Question: Thank you, Farhan. You mentioned…
Correspondent: I have a second question.
Correspondent: Go for it, Abdelhamid. I'll go on mute again.
Correspondent: Thank you so much.
Deputy Spokesman: Okay. Abdelhamid?
Question: There was a seminar in the UN held on the question of Palestine organised by the Department of Global Communications (DGC). So, it's a UN activity. It wasn't announced, even yesterday; it wasn't mentioned in today's briefing. Can you explain that?
Deputy Spokesman: We have a wide range of events, including those listed in the Journal, and of course, you're welcome to attend all of those that are public. That's the long and the short of it. James Reinl?
Question: Yeah. Thanks, Farhan. You mentioned at the outset the UNRWA fundraising conference in Belgium that the Secretary‑General spoke at. Do you have any numbers on this, how much money the agency needed, how much money was raised today?
Deputy Spokesman: I don't have on how much was raised today, but UNRWA has on their website the data about the amounts that it needs. And so, I'd just refer you to my colleagues at the Relief and Works Agency. Martin Wang?
Question: Thank you. Thank you, Farhan. Does the Secretary‑General have anything to say about Chinese President Xi Jinping's virtual meeting with US President Joe Biden? Thank you.
Deputy Spokesman: Just that the Secretary‑General welcomes the efforts by the two countries to deal with and resolve any of their issues bilaterally, and he wishes them the best in that effort. Evelyn Leopold, and then Ray after that.
Question: Thank you, Farhan.
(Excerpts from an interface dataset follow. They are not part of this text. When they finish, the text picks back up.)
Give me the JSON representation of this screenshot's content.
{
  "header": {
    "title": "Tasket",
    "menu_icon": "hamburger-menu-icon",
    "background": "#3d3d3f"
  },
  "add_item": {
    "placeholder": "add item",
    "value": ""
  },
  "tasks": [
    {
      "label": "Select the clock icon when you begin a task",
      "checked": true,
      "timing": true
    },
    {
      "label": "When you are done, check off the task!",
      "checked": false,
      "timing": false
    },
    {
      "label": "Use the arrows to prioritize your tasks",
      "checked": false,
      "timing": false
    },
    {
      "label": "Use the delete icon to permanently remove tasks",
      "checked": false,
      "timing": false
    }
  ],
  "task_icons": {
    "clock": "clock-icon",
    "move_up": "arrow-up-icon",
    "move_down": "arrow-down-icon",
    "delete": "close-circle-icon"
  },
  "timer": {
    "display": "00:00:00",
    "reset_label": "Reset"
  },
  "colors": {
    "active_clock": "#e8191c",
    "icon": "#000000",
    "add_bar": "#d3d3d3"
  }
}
CNN has a story that Belarus is moving some of the migrants back into a processing centre, caring for those who are in bad physical health and offering others a trip back to Iraq, where most of them came from. Do we know anything about that? And has any UN personnel been consulted?
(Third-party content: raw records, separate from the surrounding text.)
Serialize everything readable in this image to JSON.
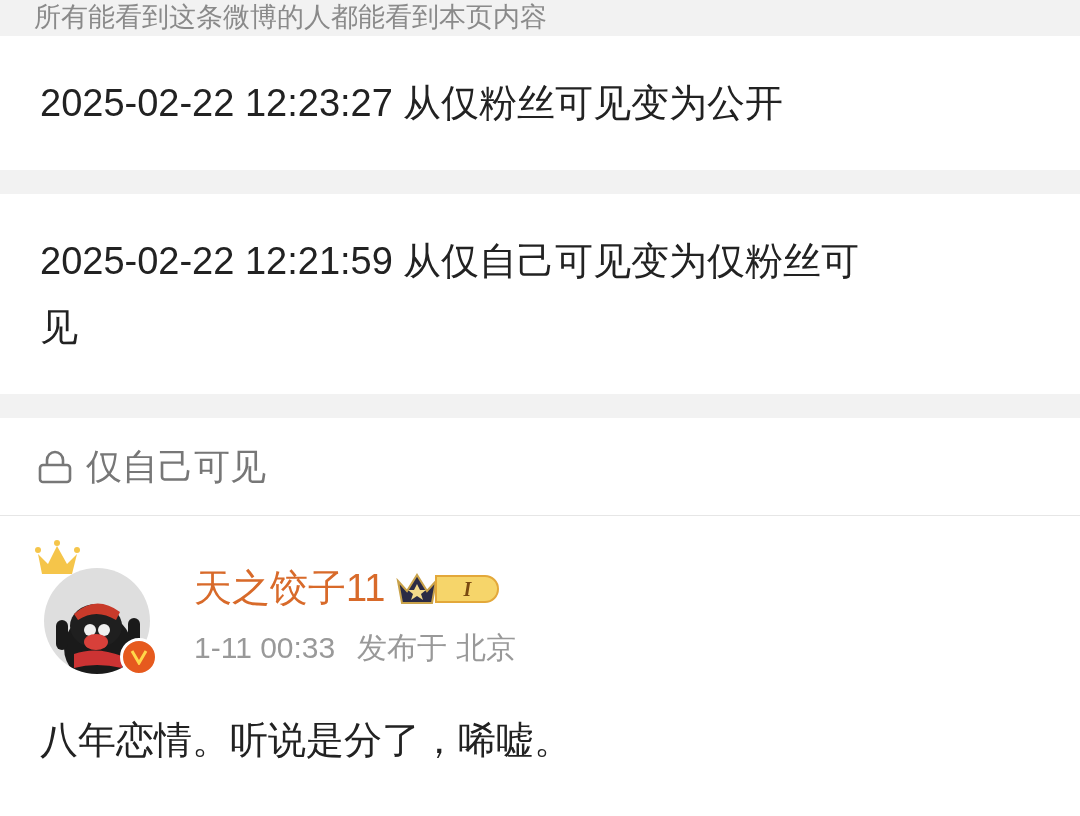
{
  "visibility_note": "所有能看到这条微博的人都能看到本页内容",
  "history": [
    {
      "text": "2025-02-22 12:23:27 从仅粉丝可见变为公开"
    },
    {
      "text": "2025-02-22 12:21:59 从仅自己可见变为仅粉丝可见"
    }
  ],
  "current_visibility": {
    "label": "仅自己可见"
  },
  "post": {
    "author": "天之饺子11",
    "verified": true,
    "level": "I",
    "time": "1-11 00:33",
    "location": "发布于 北京",
    "text": "八年恋情。听说是分了，唏嘘。"
  }
}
Deputy Spokesman: Well, first of all, no, I can't confirm that… those reports for you. We would need, again, to be able to talk directly to the affected population. Regarding moving people back to Iraq, you're aware, of course, of the UN's regular concerns about the policy of non‑refoulement, which is to say that people can't be returned back to their countries unless they agree to that. So, we would have to make sure that that policy of non‑refoulement is being upheld.
Deputy Spokesman: You're muted. Evelyn, I can't hear you.
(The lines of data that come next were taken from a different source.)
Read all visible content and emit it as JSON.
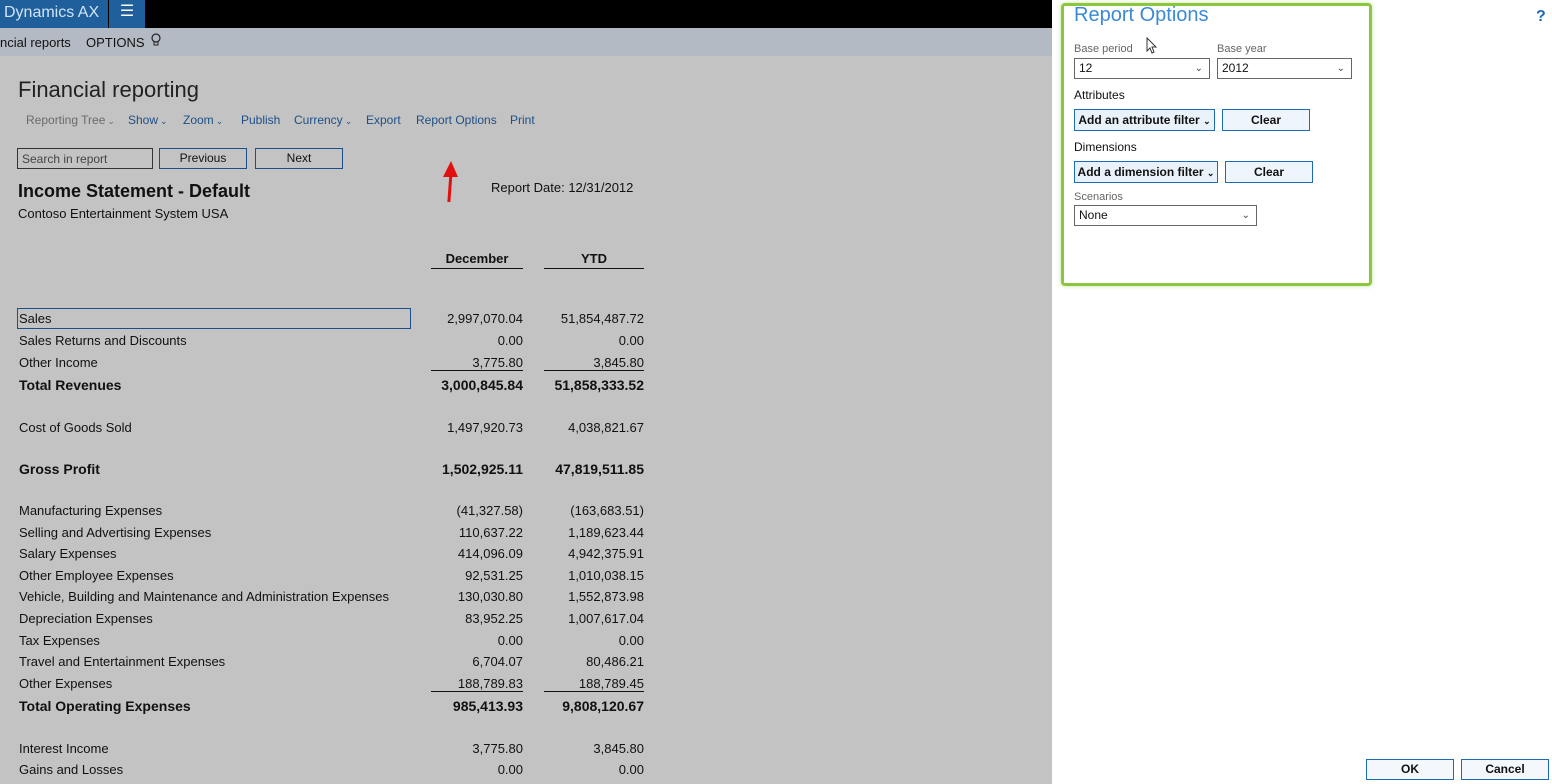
{
  "app": {
    "brand": "Dynamics AX",
    "menu_icon": "hamburger-icon"
  },
  "subbar": {
    "breadcrumb": "ncial reports",
    "options": "OPTIONS",
    "lightbulb_icon": "lightbulb-icon"
  },
  "page": {
    "title": "Financial reporting"
  },
  "actions": {
    "reporting_tree": "Reporting Tree",
    "show": "Show",
    "zoom": "Zoom",
    "publish": "Publish",
    "currency": "Currency",
    "export": "Export",
    "report_options": "Report Options",
    "print": "Print"
  },
  "search": {
    "placeholder": "Search in report",
    "previous": "Previous",
    "next": "Next"
  },
  "report": {
    "title": "Income Statement - Default",
    "company": "Contoso Entertainment System USA",
    "date": "Report Date: 12/31/2012",
    "col1": "December",
    "col2": "YTD",
    "rows": [
      {
        "label": "Sales",
        "v1": "2,997,070.04",
        "v2": "51,854,487.72"
      },
      {
        "label": "Sales Returns and Discounts",
        "v1": "0.00",
        "v2": "0.00"
      },
      {
        "label": "Other Income",
        "v1": "3,775.80",
        "v2": "3,845.80"
      },
      {
        "label": "Total Revenues",
        "v1": "3,000,845.84",
        "v2": "51,858,333.52"
      },
      {
        "label": "Cost of Goods Sold",
        "v1": "1,497,920.73",
        "v2": "4,038,821.67"
      },
      {
        "label": "Gross Profit",
        "v1": "1,502,925.11",
        "v2": "47,819,511.85"
      },
      {
        "label": "Manufacturing Expenses",
        "v1": "(41,327.58)",
        "v2": "(163,683.51)"
      },
      {
        "label": "Selling and Advertising Expenses",
        "v1": "110,637.22",
        "v2": "1,189,623.44"
      },
      {
        "label": "Salary Expenses",
        "v1": "414,096.09",
        "v2": "4,942,375.91"
      },
      {
        "label": "Other Employee Expenses",
        "v1": "92,531.25",
        "v2": "1,010,038.15"
      },
      {
        "label": "Vehicle, Building and Maintenance and Administration Expenses",
        "v1": "130,030.80",
        "v2": "1,552,873.98"
      },
      {
        "label": "Depreciation Expenses",
        "v1": "83,952.25",
        "v2": "1,007,617.04"
      },
      {
        "label": "Tax Expenses",
        "v1": "0.00",
        "v2": "0.00"
      },
      {
        "label": "Travel and Entertainment Expenses",
        "v1": "6,704.07",
        "v2": "80,486.21"
      },
      {
        "label": "Other Expenses",
        "v1": "188,789.83",
        "v2": "188,789.45"
      },
      {
        "label": "Total Operating Expenses",
        "v1": "985,413.93",
        "v2": "9,808,120.67"
      },
      {
        "label": "Interest Income",
        "v1": "3,775.80",
        "v2": "3,845.80"
      },
      {
        "label": "Gains and Losses",
        "v1": "0.00",
        "v2": "0.00"
      }
    ]
  },
  "panel": {
    "title": "Report Options",
    "help": "?",
    "base_period_label": "Base period",
    "base_period_value": "12",
    "base_year_label": "Base year",
    "base_year_value": "2012",
    "attributes_label": "Attributes",
    "add_attribute": "Add an attribute filter",
    "clear": "Clear",
    "dimensions_label": "Dimensions",
    "add_dimension": "Add a dimension filter",
    "scenarios_label": "Scenarios",
    "scenarios_value": "None",
    "ok": "OK",
    "cancel": "Cancel"
  },
  "colors": {
    "accent": "#1f5f9c",
    "highlight": "#8cc63f",
    "arrow": "#e01010",
    "title_blue": "#3a8ad6"
  }
}
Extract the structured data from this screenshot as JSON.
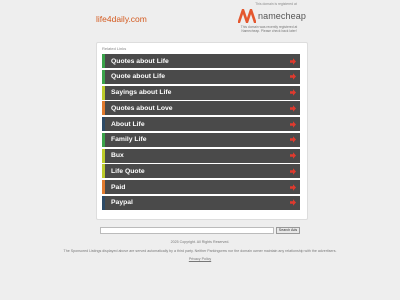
{
  "header": {
    "site_name": "life4daily.com",
    "registrar_note": "This domain is registered at",
    "registrar_name": "namecheap",
    "domain_note": "This domain was recently registered at Namecheap. Please check back later!"
  },
  "links": {
    "heading": "Related Links",
    "items": [
      {
        "label": "Quotes about Life",
        "accent": "#3aa24a"
      },
      {
        "label": "Quote about Life",
        "accent": "#3aa24a"
      },
      {
        "label": "Sayings about Life",
        "accent": "#bccb2a"
      },
      {
        "label": "Quotes about Love",
        "accent": "#e07a2e"
      },
      {
        "label": "About Life",
        "accent": "#2c4a66"
      },
      {
        "label": "Family Life",
        "accent": "#3aa24a"
      },
      {
        "label": "Bux",
        "accent": "#bccb2a"
      },
      {
        "label": "Life Quote",
        "accent": "#bccb2a"
      },
      {
        "label": "Paid",
        "accent": "#e07a2e"
      },
      {
        "label": "Paypal",
        "accent": "#2c4a66"
      }
    ],
    "arrow_color": "#e03a2e"
  },
  "search": {
    "value": "",
    "button_label": "Search Ads"
  },
  "footer": {
    "copyright": "2025 Copyright. All Rights Reserved.",
    "disclaimer": "The Sponsored Listings displayed above are served automatically by a third party. Neither Parkingcrew nor the domain owner maintain any relationship with the advertisers.",
    "privacy_link": "Privacy Policy"
  }
}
Question: Sorry. Are UN staff still able to get into that border area, the way the water cannons are flying and everything else?
Deputy Spokesman: We certainly want the access there, and we have people who are ready and available, but we want to make sure that we have access. I'll check and see whether they have access to that precise zone. Thank you. Ray?
Question: Thank you, Farhan. There has been some media reports that says that the World Food Programme [head] David Beasley efforts in Khartoum rankled US and UN diplomats. Do you have any comment on that? There's long article Foreign Policy say they think about it.
Deputy Spokesman: No, no, I have no comment. Of course, we appreciate the work of the Executive Director of the World Food Programme. Yes, Ibtisam?
Question: Just a follow‑up. So, it's not really clear from you from what you said. Why aren't you able to access that area? Is it that you need permission from Poland and Belarus, or is it because of security concerns? What exactly…
Deputy Spokesman: No. The basic thing is to deal with the authorities on the ground to have the access to the population in need, and that is what we try to do wherever we are.
Correspondent: But you applied and… I mean, this issue has been, like, for weeks. So, it's not clear for me why… what's exactly…
Deputy Spokesman: Yes. And if you talk to our colleagues in those two agencies, you'll see that they're working on this issue. I believe that they're trying to get the access that they need. And with that, I will now turn over to our colleagues on… to deal with the issue of the school meals initiative. One second, please.